Search the data for the word "JSON" and copy every line that contains it.

Data in this exercise>
┄┄┄┄┄┄

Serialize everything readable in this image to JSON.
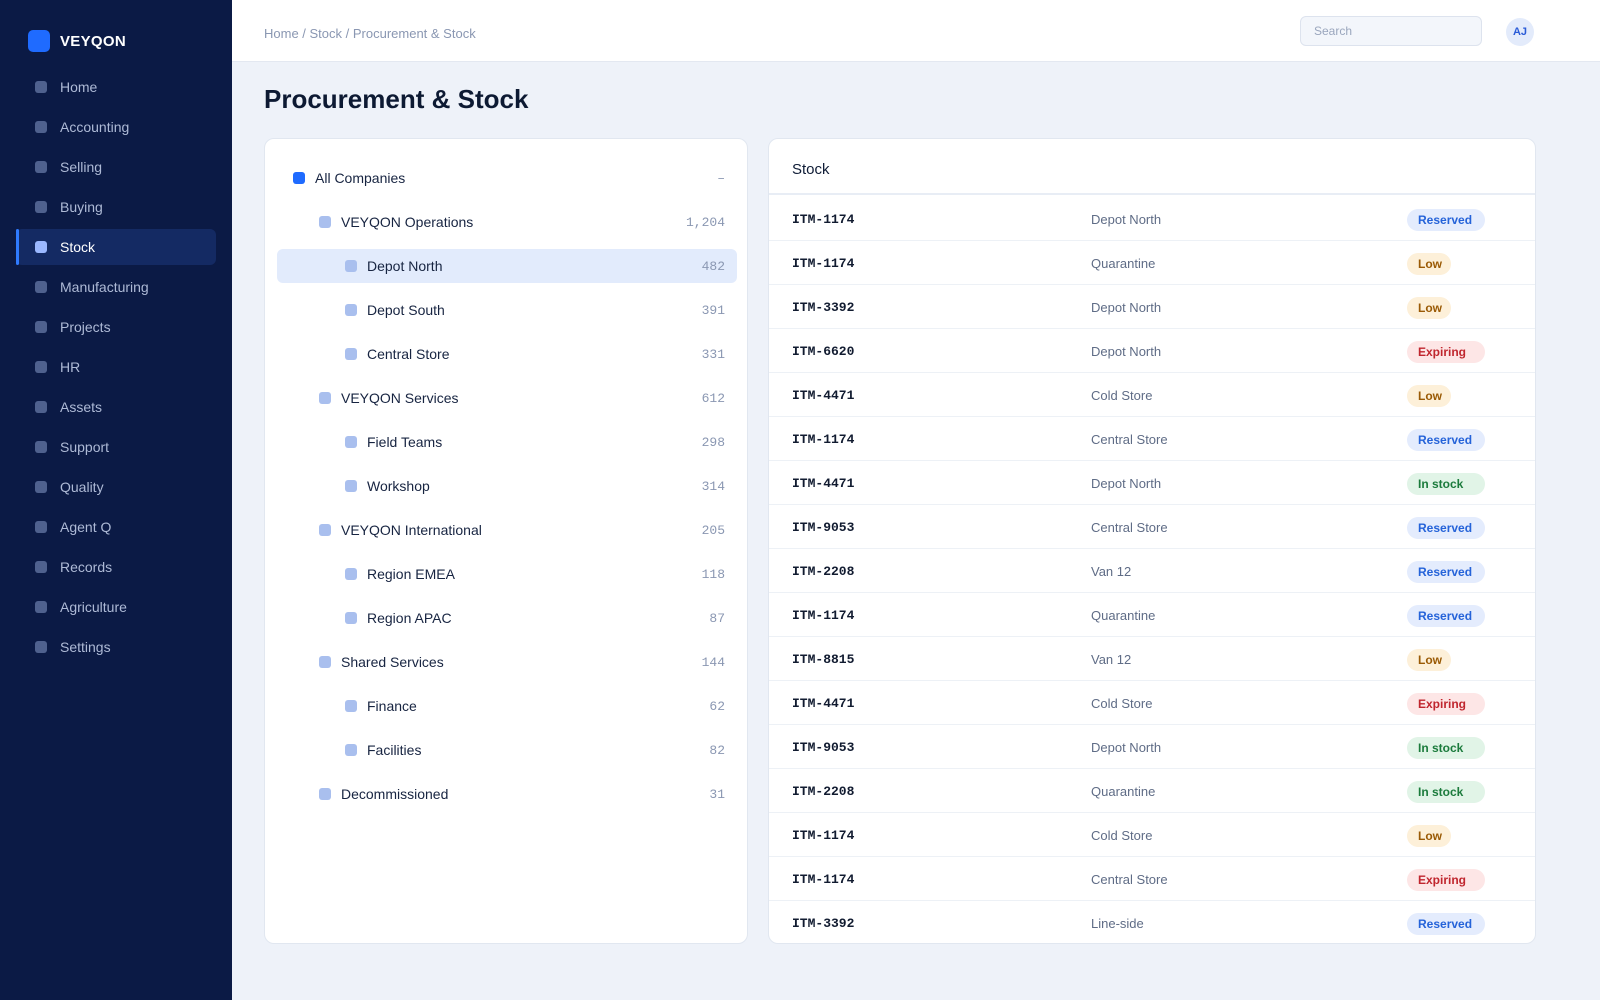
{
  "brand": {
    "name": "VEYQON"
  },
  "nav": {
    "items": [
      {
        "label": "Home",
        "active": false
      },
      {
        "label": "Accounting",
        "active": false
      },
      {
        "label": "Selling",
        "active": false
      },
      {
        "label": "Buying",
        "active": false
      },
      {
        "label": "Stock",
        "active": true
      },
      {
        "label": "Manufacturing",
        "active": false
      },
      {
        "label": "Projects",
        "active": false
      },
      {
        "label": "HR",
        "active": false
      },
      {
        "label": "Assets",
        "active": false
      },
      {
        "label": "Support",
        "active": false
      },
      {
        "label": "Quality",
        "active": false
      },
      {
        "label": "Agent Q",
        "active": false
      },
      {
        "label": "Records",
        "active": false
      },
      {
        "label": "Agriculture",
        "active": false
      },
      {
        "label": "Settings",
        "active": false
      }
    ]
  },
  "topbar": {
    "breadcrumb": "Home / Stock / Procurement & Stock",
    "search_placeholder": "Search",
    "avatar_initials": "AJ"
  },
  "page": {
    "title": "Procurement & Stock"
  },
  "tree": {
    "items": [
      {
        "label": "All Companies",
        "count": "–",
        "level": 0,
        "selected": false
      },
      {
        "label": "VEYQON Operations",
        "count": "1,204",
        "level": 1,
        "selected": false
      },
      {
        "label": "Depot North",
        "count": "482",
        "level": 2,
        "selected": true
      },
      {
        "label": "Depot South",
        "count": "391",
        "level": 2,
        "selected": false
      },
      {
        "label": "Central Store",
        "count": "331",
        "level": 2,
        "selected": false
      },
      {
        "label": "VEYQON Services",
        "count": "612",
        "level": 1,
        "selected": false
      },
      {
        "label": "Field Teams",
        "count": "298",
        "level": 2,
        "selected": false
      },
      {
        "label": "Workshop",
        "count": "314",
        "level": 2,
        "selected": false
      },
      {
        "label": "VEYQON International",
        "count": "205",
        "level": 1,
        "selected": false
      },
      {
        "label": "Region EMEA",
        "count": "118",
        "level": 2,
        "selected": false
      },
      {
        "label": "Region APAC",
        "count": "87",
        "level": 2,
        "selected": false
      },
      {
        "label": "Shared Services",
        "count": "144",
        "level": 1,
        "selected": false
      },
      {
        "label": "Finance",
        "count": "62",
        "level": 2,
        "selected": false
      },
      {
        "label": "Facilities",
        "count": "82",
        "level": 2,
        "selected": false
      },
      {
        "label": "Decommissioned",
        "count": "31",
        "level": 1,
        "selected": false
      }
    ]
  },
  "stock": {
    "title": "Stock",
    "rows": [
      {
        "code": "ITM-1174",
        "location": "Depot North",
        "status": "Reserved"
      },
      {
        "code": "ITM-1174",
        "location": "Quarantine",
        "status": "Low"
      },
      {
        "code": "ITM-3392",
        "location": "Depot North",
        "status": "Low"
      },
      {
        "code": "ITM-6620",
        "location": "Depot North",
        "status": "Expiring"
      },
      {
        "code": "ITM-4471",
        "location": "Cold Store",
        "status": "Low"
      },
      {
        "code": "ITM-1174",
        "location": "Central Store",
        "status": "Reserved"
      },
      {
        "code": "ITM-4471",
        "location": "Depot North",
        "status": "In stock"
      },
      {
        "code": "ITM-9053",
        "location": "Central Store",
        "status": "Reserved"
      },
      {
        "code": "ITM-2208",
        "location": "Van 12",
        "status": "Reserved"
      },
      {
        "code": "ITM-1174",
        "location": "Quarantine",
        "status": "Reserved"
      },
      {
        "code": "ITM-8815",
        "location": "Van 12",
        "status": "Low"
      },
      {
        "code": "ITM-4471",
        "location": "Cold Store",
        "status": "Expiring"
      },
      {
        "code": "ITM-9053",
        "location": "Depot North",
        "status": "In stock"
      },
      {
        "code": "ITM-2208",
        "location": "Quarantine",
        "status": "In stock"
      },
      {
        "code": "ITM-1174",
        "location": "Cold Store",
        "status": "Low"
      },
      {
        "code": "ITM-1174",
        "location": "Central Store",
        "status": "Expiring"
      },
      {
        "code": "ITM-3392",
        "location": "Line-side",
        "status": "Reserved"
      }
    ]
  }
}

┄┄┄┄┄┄

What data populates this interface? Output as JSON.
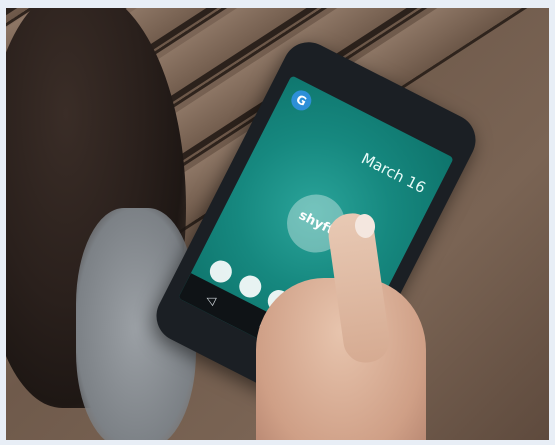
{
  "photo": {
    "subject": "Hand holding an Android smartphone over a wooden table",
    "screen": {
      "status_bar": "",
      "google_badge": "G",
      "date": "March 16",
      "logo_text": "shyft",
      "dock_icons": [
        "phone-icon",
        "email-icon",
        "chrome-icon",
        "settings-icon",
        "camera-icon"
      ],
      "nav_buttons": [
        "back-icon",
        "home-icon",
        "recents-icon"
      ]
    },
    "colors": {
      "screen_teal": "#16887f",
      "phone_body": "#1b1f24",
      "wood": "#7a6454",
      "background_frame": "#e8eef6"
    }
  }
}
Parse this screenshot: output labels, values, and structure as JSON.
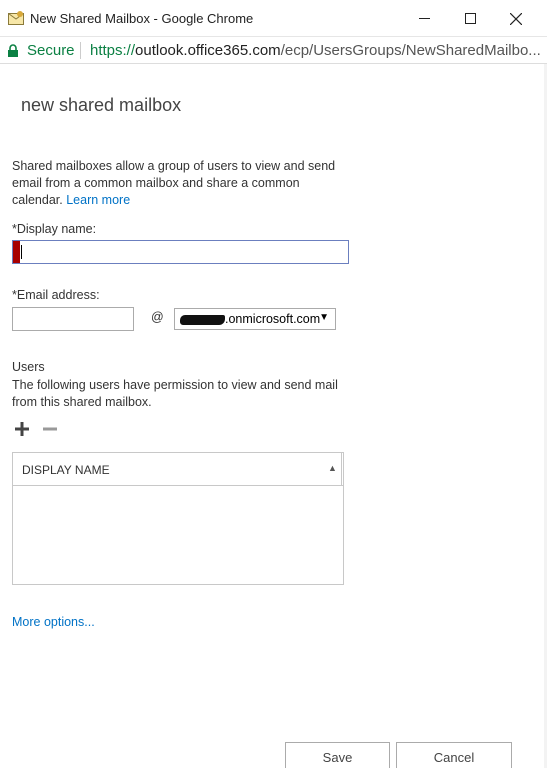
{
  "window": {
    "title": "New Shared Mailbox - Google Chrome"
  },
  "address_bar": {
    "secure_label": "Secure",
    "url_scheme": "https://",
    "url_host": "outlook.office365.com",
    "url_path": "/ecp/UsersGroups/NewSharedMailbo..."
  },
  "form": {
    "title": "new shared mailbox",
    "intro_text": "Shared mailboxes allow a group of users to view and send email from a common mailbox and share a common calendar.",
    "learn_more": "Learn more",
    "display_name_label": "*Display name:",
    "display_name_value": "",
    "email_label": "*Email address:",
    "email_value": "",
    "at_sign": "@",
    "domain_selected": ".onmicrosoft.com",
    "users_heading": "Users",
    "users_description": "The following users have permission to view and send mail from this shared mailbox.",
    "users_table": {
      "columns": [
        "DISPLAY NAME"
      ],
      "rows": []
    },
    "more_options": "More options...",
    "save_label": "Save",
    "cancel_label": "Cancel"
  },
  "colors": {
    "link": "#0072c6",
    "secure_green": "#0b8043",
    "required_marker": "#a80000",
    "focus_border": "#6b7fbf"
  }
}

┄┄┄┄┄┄

Task output>
Serialize everything readable in this image to JSON.
What data populates this interface? Output as JSON.
Parse this screenshot: output labels, values, and structure as JSON.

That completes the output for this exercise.